Finally, Bayer argued that the FDA's own regulations regarding what patents should be submitted for inclusion in the Orange Book provided support for its position. As noted out above, the FDA requires submission not only of patents that claim "indications," but also patents that claim "other conditions of use." However, the Court pointed out that the FDA encourages broad disclosure of patents, and that just because a patent is listed doesn't mean that a generic product in an ANDA submission will necessarily infringe the patent. Moreover, as made clear by the recent Supreme Court decision in Caraco v. Novo Nordisk, the FDA does not police the correctness of information submitted for inclusion in the Orange Book.
Judge Newman took issue with the District Court's dismissal and judgment on the pleadings, and the Federal Circuit's affirmance, because they both ignored the fact that a plaintiff's non-conclusory factual allegations must be taken as true at this stage. Not only that, but the majority ignored the fact that Bayer also came forward with evidence, including Dr. Allan's testimony regarding the FDA approval process, stating that because the label included information regarding all three effects meant "that the FDA approved (a) the therapeutic effect (contraceptive) and (b) the two additional pharmacological effects (anti-androgenic and anti-mineralocorticoid) of Yasmin®." Judge Newman pointed out that it was error to only consider a portion of the FDA label in determining what a product's properties are, while failing to undertake a standard infringement analysis -- to determine whether the patent would be infringed by the sale of use of the ANDA product. Instead, Judge Newman would have framed the infringement question as "whether sale or use of the generic equivalent of the Yasmin® product, in accordance with the representations in the ANDA with respect to FDA approval for the generic equivalent of Yasmin®, infringes the '652 patent." And, because this is a fact-intensive inquiry, she would have entitled Bayer the opportunity to present its infringement case at the district court level.
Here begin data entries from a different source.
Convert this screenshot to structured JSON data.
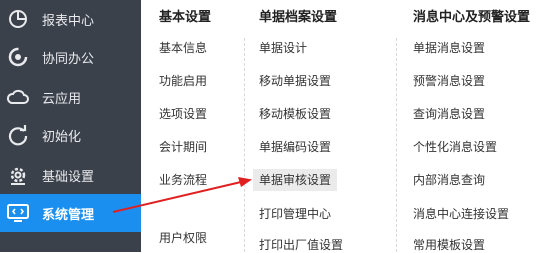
{
  "sidebar": {
    "items": [
      {
        "label": "报表中心",
        "icon": "pie-chart-icon"
      },
      {
        "label": "协同办公",
        "icon": "collaboration-icon"
      },
      {
        "label": "云应用",
        "icon": "cloud-icon"
      },
      {
        "label": "初始化",
        "icon": "refresh-icon"
      },
      {
        "label": "基础设置",
        "icon": "gear-icon"
      },
      {
        "label": "系统管理",
        "icon": "monitor-code-icon"
      }
    ],
    "active_color": "#1b8ff0",
    "bg_color": "#3b414b"
  },
  "columns": {
    "basic": {
      "title": "基本设置",
      "items": [
        "基本信息",
        "功能启用",
        "选项设置",
        "会计期间",
        "业务流程",
        "用户权限"
      ]
    },
    "docs": {
      "title": "单据档案设置",
      "items": [
        "单据设计",
        "移动单据设置",
        "移动模板设置",
        "单据编码设置",
        "单据审核设置",
        "打印管理中心",
        "打印出厂值设置"
      ]
    },
    "msg": {
      "title": "消息中心及预警设置",
      "items": [
        "单据消息设置",
        "预警消息设置",
        "查询消息设置",
        "个性化消息设置",
        "内部消息查询",
        "消息中心连接设置",
        "常用模板设置"
      ]
    }
  },
  "annotation": {
    "arrow_color": "#e02020"
  }
}
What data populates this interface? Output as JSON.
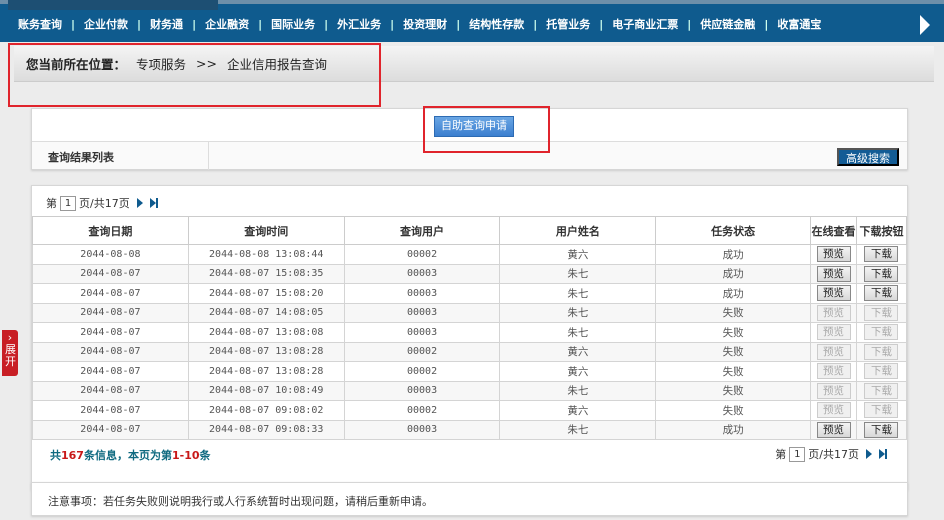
{
  "nav": {
    "items": [
      "账务查询",
      "企业付款",
      "财务通",
      "企业融资",
      "国际业务",
      "外汇业务",
      "投资理财",
      "结构性存款",
      "托管业务",
      "电子商业汇票",
      "供应链金融",
      "收富通宝"
    ]
  },
  "breadcrumb": {
    "lead": "您当前所在位置：",
    "level1": "专项服务",
    "sep": ">>",
    "level2": "企业信用报告查询"
  },
  "actions": {
    "apply_label": "自助查询申请",
    "results_label": "查询结果列表",
    "advanced_search": "高级搜索"
  },
  "pager": {
    "prefix": "第",
    "page": "1",
    "suffix": "页/共17页"
  },
  "table": {
    "headers": [
      "查询日期",
      "查询时间",
      "查询用户",
      "用户姓名",
      "任务状态",
      "在线查看",
      "下载按钮"
    ],
    "rows": [
      {
        "date": "2044-08-08",
        "time": "2044-08-08 13:08:44",
        "user": "00002",
        "name": "黄六",
        "status": "成功",
        "enabled": true
      },
      {
        "date": "2044-08-07",
        "time": "2044-08-07 15:08:35",
        "user": "00003",
        "name": "朱七",
        "status": "成功",
        "enabled": true
      },
      {
        "date": "2044-08-07",
        "time": "2044-08-07 15:08:20",
        "user": "00003",
        "name": "朱七",
        "status": "成功",
        "enabled": true
      },
      {
        "date": "2044-08-07",
        "time": "2044-08-07 14:08:05",
        "user": "00003",
        "name": "朱七",
        "status": "失败",
        "enabled": false
      },
      {
        "date": "2044-08-07",
        "time": "2044-08-07 13:08:08",
        "user": "00003",
        "name": "朱七",
        "status": "失败",
        "enabled": false
      },
      {
        "date": "2044-08-07",
        "time": "2044-08-07 13:08:28",
        "user": "00002",
        "name": "黄六",
        "status": "失败",
        "enabled": false
      },
      {
        "date": "2044-08-07",
        "time": "2044-08-07 13:08:28",
        "user": "00002",
        "name": "黄六",
        "status": "失败",
        "enabled": false
      },
      {
        "date": "2044-08-07",
        "time": "2044-08-07 10:08:49",
        "user": "00003",
        "name": "朱七",
        "status": "失败",
        "enabled": false
      },
      {
        "date": "2044-08-07",
        "time": "2044-08-07 09:08:02",
        "user": "00002",
        "name": "黄六",
        "status": "失败",
        "enabled": false
      },
      {
        "date": "2044-08-07",
        "time": "2044-08-07 09:08:33",
        "user": "00003",
        "name": "朱七",
        "status": "成功",
        "enabled": true
      }
    ],
    "preview_label": "预览",
    "download_label": "下载"
  },
  "summary": {
    "a": "共",
    "total": "167",
    "b": "条信息，本页为第",
    "range": "1-10",
    "c": "条"
  },
  "side": {
    "expand_label": "展开"
  },
  "notice": "注意事项：若任务失败则说明我行或人行系统暂时出现问题，请稍后重新申请。",
  "colors": {
    "nav": "#0f5b8e",
    "highlight": "#e0242c"
  }
}
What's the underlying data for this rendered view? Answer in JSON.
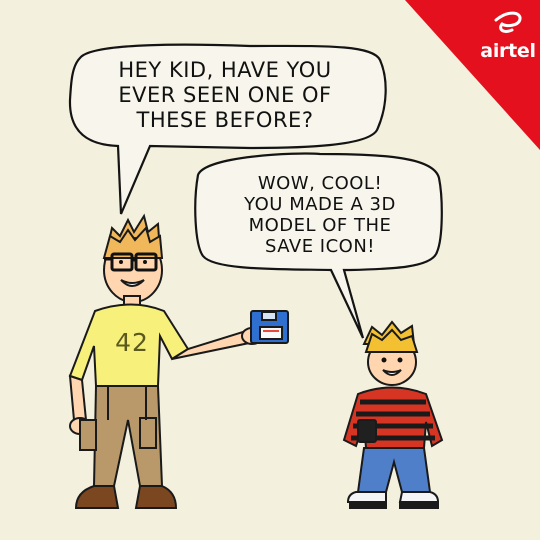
{
  "comic": {
    "speech_adult": "HEY KID, HAVE YOU\nEVER SEEN ONE OF\nTHESE BEFORE?",
    "speech_kid": "WOW, COOL!\nYOU MADE A 3D\nMODEL OF THE\nSAVE ICON!",
    "shirt_number": "42"
  },
  "brand": {
    "name": "airtel",
    "color": "#e4101d"
  },
  "colors": {
    "background": "#f4f0de",
    "adult_hair": "#f0b85a",
    "adult_shirt": "#f7f07a",
    "adult_pants": "#b9986a",
    "kid_hair": "#f2c030",
    "kid_sweater_red": "#d73524",
    "kid_sweater_black": "#1a1a1a",
    "kid_pants": "#4f7fc9",
    "floppy_disk": "#2f6fd0"
  }
}
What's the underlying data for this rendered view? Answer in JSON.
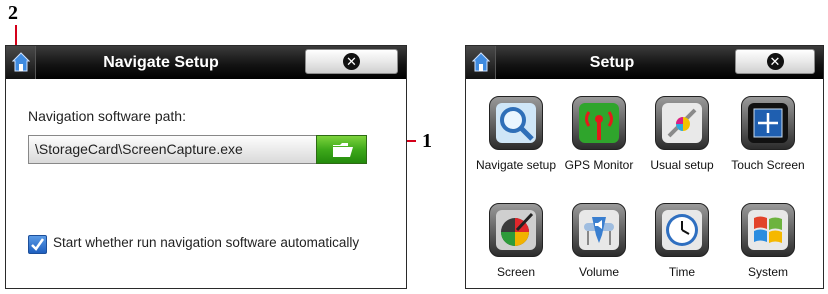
{
  "callouts": {
    "one": "1",
    "two": "2"
  },
  "left_window": {
    "title": "Navigate Setup",
    "path_label": "Navigation software path:",
    "path_value": "\\StorageCard\\ScreenCapture.exe",
    "checkbox_label": "Start whether run navigation software automatically",
    "checkbox_checked": true
  },
  "right_window": {
    "title": "Setup",
    "items": [
      {
        "label": "Navigate setup",
        "icon": "magnifier-icon"
      },
      {
        "label": "GPS Monitor",
        "icon": "gps-antenna-icon"
      },
      {
        "label": "Usual setup",
        "icon": "tools-icon"
      },
      {
        "label": "Touch Screen",
        "icon": "touch-screen-icon"
      },
      {
        "label": "Screen",
        "icon": "palette-icon"
      },
      {
        "label": "Volume",
        "icon": "speaker-icon"
      },
      {
        "label": "Time",
        "icon": "clock-icon"
      },
      {
        "label": "System",
        "icon": "windows-logo-icon"
      }
    ]
  },
  "colors": {
    "callout_line": "#d4001a",
    "folder_button": "#3ea91a",
    "checkbox": "#1e5fbf"
  }
}
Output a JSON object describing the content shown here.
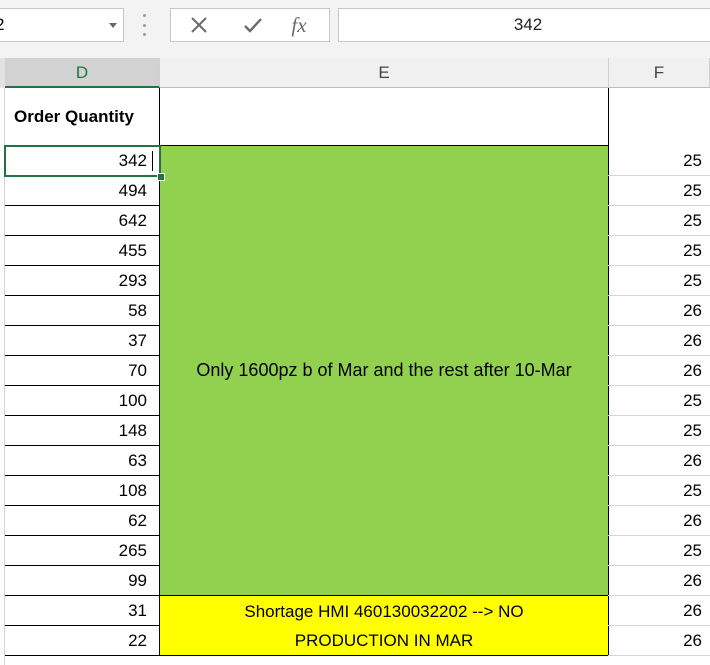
{
  "name_box": {
    "value": "2"
  },
  "formula_bar": {
    "cancel_icon": "x-icon",
    "enter_icon": "check-icon",
    "function_label": "fx",
    "value": "342"
  },
  "columns": {
    "D": "D",
    "E": "E",
    "F": "F"
  },
  "header": {
    "order_quantity": "Order Quantity"
  },
  "order_quantities": [
    "342",
    "494",
    "642",
    "455",
    "293",
    "58",
    "37",
    "70",
    "100",
    "148",
    "63",
    "108",
    "62",
    "265",
    "99",
    "31",
    "22"
  ],
  "f_values": [
    "25",
    "25",
    "25",
    "25",
    "25",
    "26",
    "26",
    "26",
    "25",
    "25",
    "26",
    "25",
    "26",
    "25",
    "26",
    "26",
    "26"
  ],
  "merged_notes": {
    "green": "Only 1600pz b of Mar and the rest after 10-Mar",
    "yellow": "Shortage HMI 460130032202 --> NO PRODUCTION IN MAR"
  },
  "colors": {
    "green_fill": "#92d050",
    "yellow_fill": "#ffff00",
    "selection": "#217346"
  }
}
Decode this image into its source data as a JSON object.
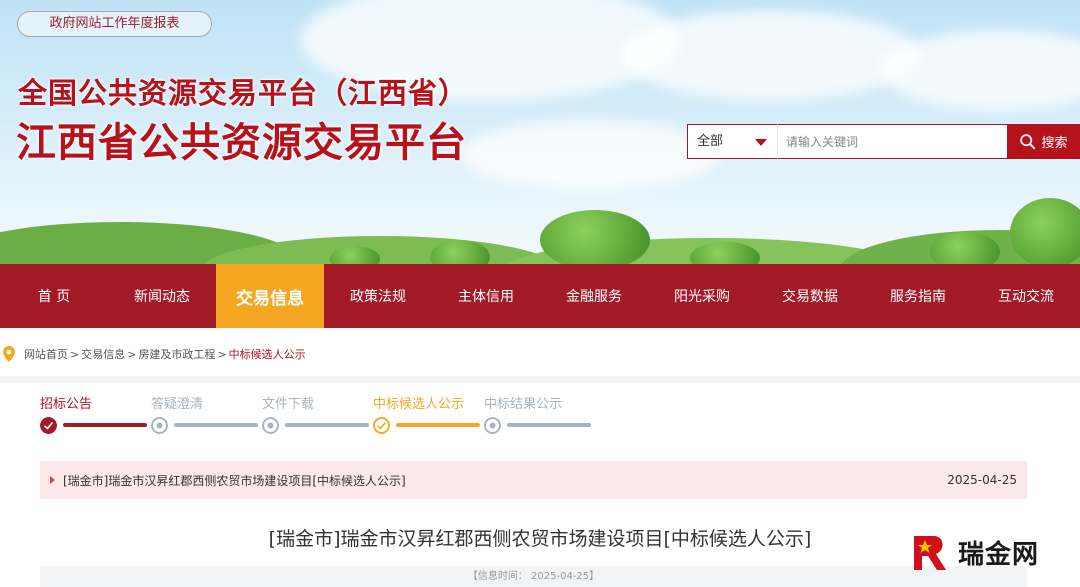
{
  "header": {
    "annual_report_link": "政府网站工作年度报表",
    "subtitle": "全国公共资源交易平台（江西省）",
    "title": "江西省公共资源交易平台"
  },
  "search": {
    "category": "全部",
    "placeholder": "请输入关键词",
    "button_label": "搜索"
  },
  "nav": {
    "items": [
      "首 页",
      "新闻动态",
      "交易信息",
      "政策法规",
      "主体信用",
      "金融服务",
      "阳光采购",
      "交易数据",
      "服务指南",
      "互动交流"
    ],
    "active_index": 2
  },
  "breadcrumb": {
    "items": [
      "网站首页",
      "交易信息",
      "房建及市政工程",
      "中标候选人公示"
    ],
    "separator": ">"
  },
  "steps": {
    "items": [
      {
        "label": "招标公告",
        "state": "done"
      },
      {
        "label": "答疑澄清",
        "state": "inactive"
      },
      {
        "label": "文件下载",
        "state": "inactive"
      },
      {
        "label": "中标候选人公示",
        "state": "current"
      },
      {
        "label": "中标结果公示",
        "state": "inactive"
      }
    ]
  },
  "notice": {
    "title": "[瑞金市]瑞金市汉昇红郡西侧农贸市场建设项目[中标候选人公示]",
    "date": "2025-04-25"
  },
  "article": {
    "title": "[瑞金市]瑞金市汉昇红郡西侧农贸市场建设项目[中标候选人公示]",
    "info": "【信息时间：   2025-04-25】"
  },
  "watermark": {
    "text": "瑞金网"
  },
  "colors": {
    "brand_red": "#b5121b",
    "nav_bg": "#a11a26",
    "active_orange": "#f5a623",
    "inactive_gray": "#a9b3bd",
    "notice_bg": "#fbe9ea"
  }
}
Bayer Schering Pharma AG v. Lupin, Ltd. (Fed. Cir. 2012)
Panel: Circuit Judges Newman, Plager, and Bryson
Opinion for the court by Circuit Judge Bryson; dissenting opinion by Circuit Judge Newman